By the way, isn’t Spencer an artist? Forgetting the law, wouldn’t he be at the front of the line to recognize that a naked baby is “art” not “pornography”?
Sadly, this case will settle, and these greedy slobs will make some money and gain more fame
This case appears frivolous. A Federal judge will, in my opinion, ultimately dismiss it. However, the reality is that most cases never see the inside of a courtroom. By naming a bunch of deep pockets (people associated with the band are quite rich), some defense lawyer will determine how much money it costs to defend this case and convince other parties that the smart thing to do is make a universal settlement. Perhaps the photographer or a band member will feel guilty that Spencer’s parents really were paid too little and give this kid some extra money to create some good karma. Also, this is not a case that music executives want to see in the daily press because, if for some reason he is successful, it would have huge implications for the music industry, as it relates to album covers, economic exploitation in general, and exploitation of children. So, they may push for settlement as well.

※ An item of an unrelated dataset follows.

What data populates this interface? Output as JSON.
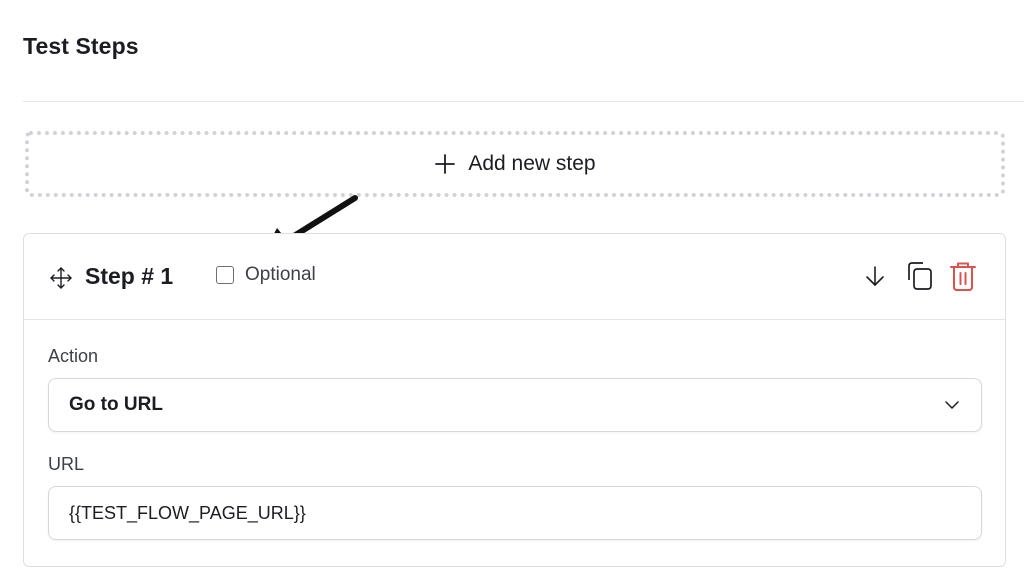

And, when that happens, Joe and Joanna Public will never find out what Spencer collects, and the case will disappear from the news overnight because to get the funds offered, Spencer will have to sign a confidentiality agreement that says he can never talk about this case again or he loses the money . . . which I don’t think Spencer can do, because he clearly loves the attention this album cover brought him, and he will offer to show his genitals again on the 50th Anniversary of “Nevermind”.
Regardless of a settlement offer down the road, my takeaway from this suit is that it has never been about the money. It’s about the free publicity benefiting the plaintiff and his lawyers. We are all talking about Spencer. Soon, the young, starving artist in this action will sell a lot more artwork. Likewise, the law firm, which specializes in sexual abuse cases, will move to the forefront of their industry (because all press is good press) and increase their caseload. It’s like Shark Tank – Barbara Corcoran and Mark Cuban may choose not to invest in your company, but the next morning when you awaken, a new 50-million-person audience is checking out your product.
Does Spencer’s lawyer even believe in this suit? I suggest they do not. It hasn’t gone unnoticed that the partner handling this case is not talking to the press but instead has a 2019 law school graduate (a newbie) at their firm doing interviews on CNN. Why? Because the partner probably was being cautious about the potential backlash of this lawsuit and wanted a scapegoat to throw at reporters, in the event this suit backfires and the press wanted to crucify Spencer.
Listen, I’m sure there are people out there that will completely disagree with me and take Spencer’s side. I get that. People are always entitled to their opinion and, if Spencer didn’t exploit his fame and brought this case the first chance he could, maybe I would be on their side. Unfortunately, my profession is always under a microscope for lawyers taking on frivolous cases. Lawsuits like this invite tort reform, which eventually interferes with true victims looking for justice. Just my opinion.